This book seeks to explain why anti-social behaviour, as a focus of political rhetoric, legislative activity and social action, has gained such a high profile in Britain in recent years, and it provides a critical examination of current policies of enforcement and exclusion. It examines both the political roots of the variety of new measures which have been introduced and also the deeper social explanations for the unease expressed about anti-social behaviour more generally.
This updated new edition of Making People Behave takes full account of recent legal and policy changes, including the 'Respect' agenda, as well as relevant research on the subject.

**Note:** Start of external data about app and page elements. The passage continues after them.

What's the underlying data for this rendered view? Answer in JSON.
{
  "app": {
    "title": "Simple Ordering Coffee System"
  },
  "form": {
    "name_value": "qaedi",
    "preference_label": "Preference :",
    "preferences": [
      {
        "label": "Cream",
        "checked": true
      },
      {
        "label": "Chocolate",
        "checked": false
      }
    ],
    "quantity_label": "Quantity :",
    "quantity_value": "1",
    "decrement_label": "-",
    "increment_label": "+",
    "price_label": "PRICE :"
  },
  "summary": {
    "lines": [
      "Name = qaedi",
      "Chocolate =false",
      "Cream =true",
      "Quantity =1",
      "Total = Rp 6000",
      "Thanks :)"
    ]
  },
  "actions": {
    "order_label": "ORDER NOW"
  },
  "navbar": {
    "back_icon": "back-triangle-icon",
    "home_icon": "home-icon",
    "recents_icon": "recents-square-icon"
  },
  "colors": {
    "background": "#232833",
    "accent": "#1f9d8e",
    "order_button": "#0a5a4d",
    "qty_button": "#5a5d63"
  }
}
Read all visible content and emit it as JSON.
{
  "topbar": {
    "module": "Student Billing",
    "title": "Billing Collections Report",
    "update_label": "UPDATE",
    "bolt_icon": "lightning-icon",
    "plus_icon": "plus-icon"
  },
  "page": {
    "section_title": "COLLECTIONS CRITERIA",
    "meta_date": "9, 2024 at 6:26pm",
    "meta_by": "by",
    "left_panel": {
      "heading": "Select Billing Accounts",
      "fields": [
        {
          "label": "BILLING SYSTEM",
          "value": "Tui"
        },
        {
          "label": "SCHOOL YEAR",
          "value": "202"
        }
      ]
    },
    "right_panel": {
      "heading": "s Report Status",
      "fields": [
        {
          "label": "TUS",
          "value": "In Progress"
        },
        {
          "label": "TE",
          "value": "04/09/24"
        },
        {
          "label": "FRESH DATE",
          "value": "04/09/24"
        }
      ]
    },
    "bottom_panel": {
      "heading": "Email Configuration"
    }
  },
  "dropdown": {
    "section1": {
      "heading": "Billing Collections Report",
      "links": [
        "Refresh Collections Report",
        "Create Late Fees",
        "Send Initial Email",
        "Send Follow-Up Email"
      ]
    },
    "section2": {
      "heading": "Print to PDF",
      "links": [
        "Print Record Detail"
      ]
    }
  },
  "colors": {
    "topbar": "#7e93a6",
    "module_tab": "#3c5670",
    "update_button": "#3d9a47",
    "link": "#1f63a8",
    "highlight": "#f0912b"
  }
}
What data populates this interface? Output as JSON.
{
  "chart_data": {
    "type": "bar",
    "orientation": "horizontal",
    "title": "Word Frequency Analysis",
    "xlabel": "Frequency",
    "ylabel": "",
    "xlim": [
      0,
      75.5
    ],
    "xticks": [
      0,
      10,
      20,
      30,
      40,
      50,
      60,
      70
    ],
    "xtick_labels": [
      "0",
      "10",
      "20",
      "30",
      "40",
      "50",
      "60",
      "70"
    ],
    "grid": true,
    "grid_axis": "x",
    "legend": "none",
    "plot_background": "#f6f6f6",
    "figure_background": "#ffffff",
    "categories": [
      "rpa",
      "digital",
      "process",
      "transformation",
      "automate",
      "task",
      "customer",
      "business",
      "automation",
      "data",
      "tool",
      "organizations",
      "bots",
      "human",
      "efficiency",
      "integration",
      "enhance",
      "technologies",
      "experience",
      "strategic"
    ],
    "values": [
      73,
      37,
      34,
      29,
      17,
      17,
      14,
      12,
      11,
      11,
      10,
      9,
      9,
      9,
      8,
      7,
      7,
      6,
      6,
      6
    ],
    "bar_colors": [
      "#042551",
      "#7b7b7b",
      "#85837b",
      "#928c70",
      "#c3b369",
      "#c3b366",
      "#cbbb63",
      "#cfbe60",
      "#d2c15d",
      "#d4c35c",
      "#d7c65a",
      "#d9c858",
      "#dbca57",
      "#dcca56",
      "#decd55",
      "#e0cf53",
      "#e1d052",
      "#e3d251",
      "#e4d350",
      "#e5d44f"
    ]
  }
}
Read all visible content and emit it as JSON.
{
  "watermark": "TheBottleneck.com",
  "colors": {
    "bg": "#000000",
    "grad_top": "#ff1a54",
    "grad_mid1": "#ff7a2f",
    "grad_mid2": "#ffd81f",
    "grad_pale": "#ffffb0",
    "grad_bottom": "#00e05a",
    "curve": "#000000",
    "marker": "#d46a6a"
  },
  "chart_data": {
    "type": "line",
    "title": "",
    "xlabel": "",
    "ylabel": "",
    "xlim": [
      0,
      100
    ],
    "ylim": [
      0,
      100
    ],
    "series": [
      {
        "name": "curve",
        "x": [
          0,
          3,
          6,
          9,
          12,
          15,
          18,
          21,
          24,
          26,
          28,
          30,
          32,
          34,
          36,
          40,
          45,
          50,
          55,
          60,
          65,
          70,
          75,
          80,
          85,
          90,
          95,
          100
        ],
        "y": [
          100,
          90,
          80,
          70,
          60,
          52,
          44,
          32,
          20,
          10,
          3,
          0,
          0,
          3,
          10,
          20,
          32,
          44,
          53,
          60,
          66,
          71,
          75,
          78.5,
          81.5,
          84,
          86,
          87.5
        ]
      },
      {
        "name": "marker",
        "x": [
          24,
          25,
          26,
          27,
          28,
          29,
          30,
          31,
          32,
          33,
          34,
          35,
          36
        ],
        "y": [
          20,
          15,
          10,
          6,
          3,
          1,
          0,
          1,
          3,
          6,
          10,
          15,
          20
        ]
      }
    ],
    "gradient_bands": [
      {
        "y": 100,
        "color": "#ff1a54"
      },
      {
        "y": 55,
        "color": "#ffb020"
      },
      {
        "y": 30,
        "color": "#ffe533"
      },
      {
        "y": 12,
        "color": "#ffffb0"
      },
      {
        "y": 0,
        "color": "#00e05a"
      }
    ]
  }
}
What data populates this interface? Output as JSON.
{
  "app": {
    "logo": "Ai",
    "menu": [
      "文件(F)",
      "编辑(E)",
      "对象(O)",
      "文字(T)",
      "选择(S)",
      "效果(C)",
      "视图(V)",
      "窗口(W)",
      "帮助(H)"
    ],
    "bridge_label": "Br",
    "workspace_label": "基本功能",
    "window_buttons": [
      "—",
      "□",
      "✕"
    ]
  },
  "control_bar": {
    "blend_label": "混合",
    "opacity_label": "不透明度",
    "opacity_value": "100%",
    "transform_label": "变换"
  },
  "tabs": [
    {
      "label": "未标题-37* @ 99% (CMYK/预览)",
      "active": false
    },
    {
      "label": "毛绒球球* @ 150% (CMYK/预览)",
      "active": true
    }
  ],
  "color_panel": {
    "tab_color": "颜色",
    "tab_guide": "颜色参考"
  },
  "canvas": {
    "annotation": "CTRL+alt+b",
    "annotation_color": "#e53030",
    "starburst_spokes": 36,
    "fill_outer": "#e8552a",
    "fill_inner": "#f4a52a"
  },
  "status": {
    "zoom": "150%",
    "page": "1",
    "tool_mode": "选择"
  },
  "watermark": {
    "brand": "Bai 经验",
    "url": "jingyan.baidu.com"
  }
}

It also contains two wholly new chapters, one of them devoted to the expanding web of behaviour controls, the other on Scotland which provides an alternative to the enforcement-oriented approach evident in England and Wales – complementing the wider coverage in the book of developments in North America and Europe.
Table of Contents
1. Why 'Anti-social Behaviour'? 2. New Labour, New Ideas 3. A Short History of Behavioural Control 4. Engines of Bad Behaviour 5. The ASBO – Law and Practice 6. Expanding Behaviour Control 7. How Different is Scotland? 8. Enforcement and Problem Solving in the Local Context 9. Cultures of Control – a European Dimension 10. Conclusions
Elizabeth Burney is based at the Cambridge Institute of Criminology.
One of the most useful studies of 'antisocial behaviour, politics and policy' is Making People Behave written by Elizabeth Burney. Burney attempts to understand the rise of the antisocial behavior framework within the wider political and policy developments in the UK. To do this she initially explores the ‘intervention’ of antisocial behaviour by the Labour party, not as a conspiracy but through Labour’s engagement with the anxieties of their working class constituents—anxieties that at a policy level became reformulated around a particular understanding of the social problem ‘antisocial behaviour’.
-Stuart Waiton, Springer Science & Business Media B.V. 2010